For many months, reaching herd immunity has been the ultimate hope and goal for the world, with governments hurriedly aiming to vaccinate their populations against COVID-19.
But with the Delta variant tearing through countries more quickly and relentlessly than the original virus strain, infecting and even reinfecting people around the world governments are reintroducing restrictions and re-thinking their pandemic response plans.
Vaccination targets are now being questioned, along with the concept of herd immunity itself.
William Schaffner, MD, is the medical director of the National Foundation for Infectious Diseases, and a professor of medicine in the Division of Infectious Diseases at Vanderbilt University School of Medicine in Tennessee.
1. An Oxford professor Andrew Pollard said that herd immunity is a mythical concept with the Delta variant running loose. What are your thoughts on this?
2. Can we expect future variants of COVID-19 to be even more transmissible than Delta? How should national COVID-19 response plans and measures adapt?
3. A 90 year-old Belgian woman was found to have contracted two different COVID-19 variants at the same time. Is this common, and should we be worried?
4. If people can be re-infected with other variants, is herd immunity and an end to this pandemic achievable? How often will we need booster shots?
5. Some are concerned that vaccine-induced immunity will not be as durable as immunity from natural infection. Is this true?
6. How long do you expect Delta to last?
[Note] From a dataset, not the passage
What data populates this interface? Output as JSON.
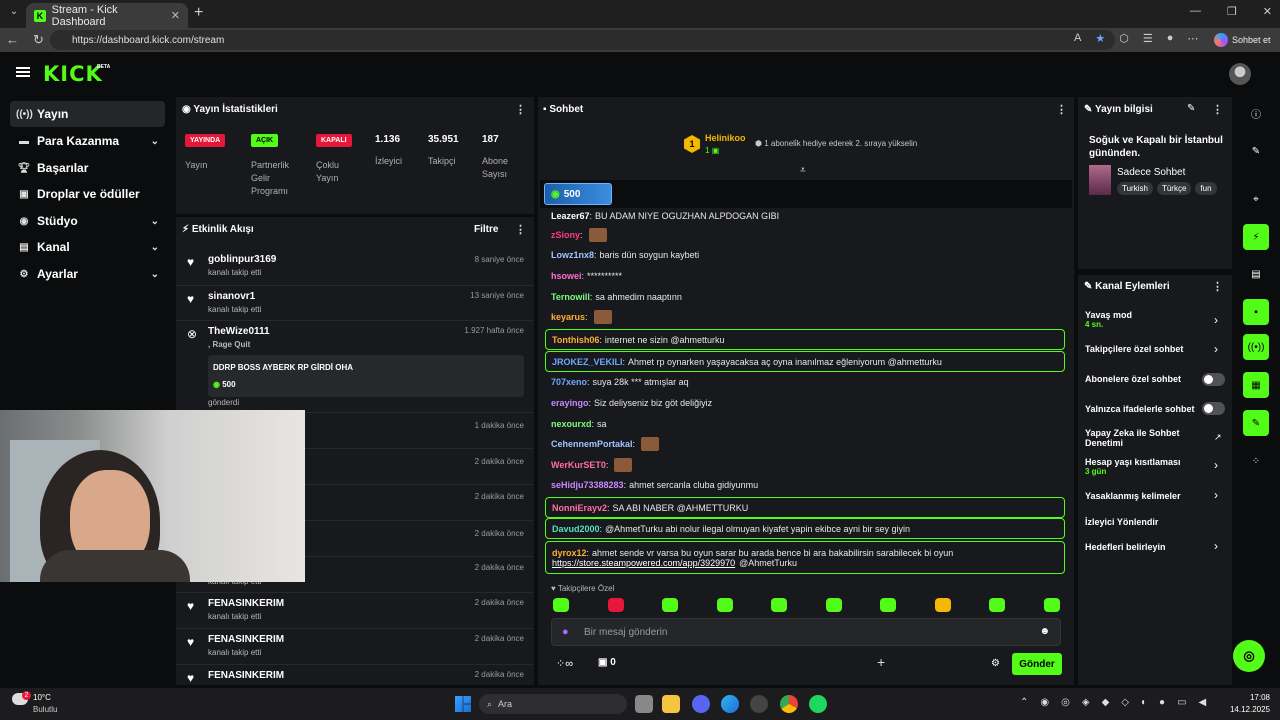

7. There have been cases of young people experiencing heart problems after being vaccinated. Are they more susceptible to side effects?
8. A bigger flu season than normal is expected, with scientists warning respiratory viruses will make a comeback this year after disappearing last year during lockdown. There are concerns about the flu season these days. Should people who have got vaccinated against COVID-19 still get the flu shot?
9. Much of the focus of national COVID response plans have been on inoculating their populations. While it is important to roll out vaccinations, it is just as critical to develop effective treatments that will cure people who have fallen ill with the virus. What are hospitals mostly using at the moment and what kind of developments do you hope to see?
10. You must have heard a lot of strange theories and fake news about COVID-19 vaccines. What are some that you found the most amusing or alarming?
That was William Schaffner, MD, is the medical director of the National Foundation for Infectious Diseases, and a professor of medicine of Infectious Diseases at Vanderbilt University School of Medicine. Thank you for your time.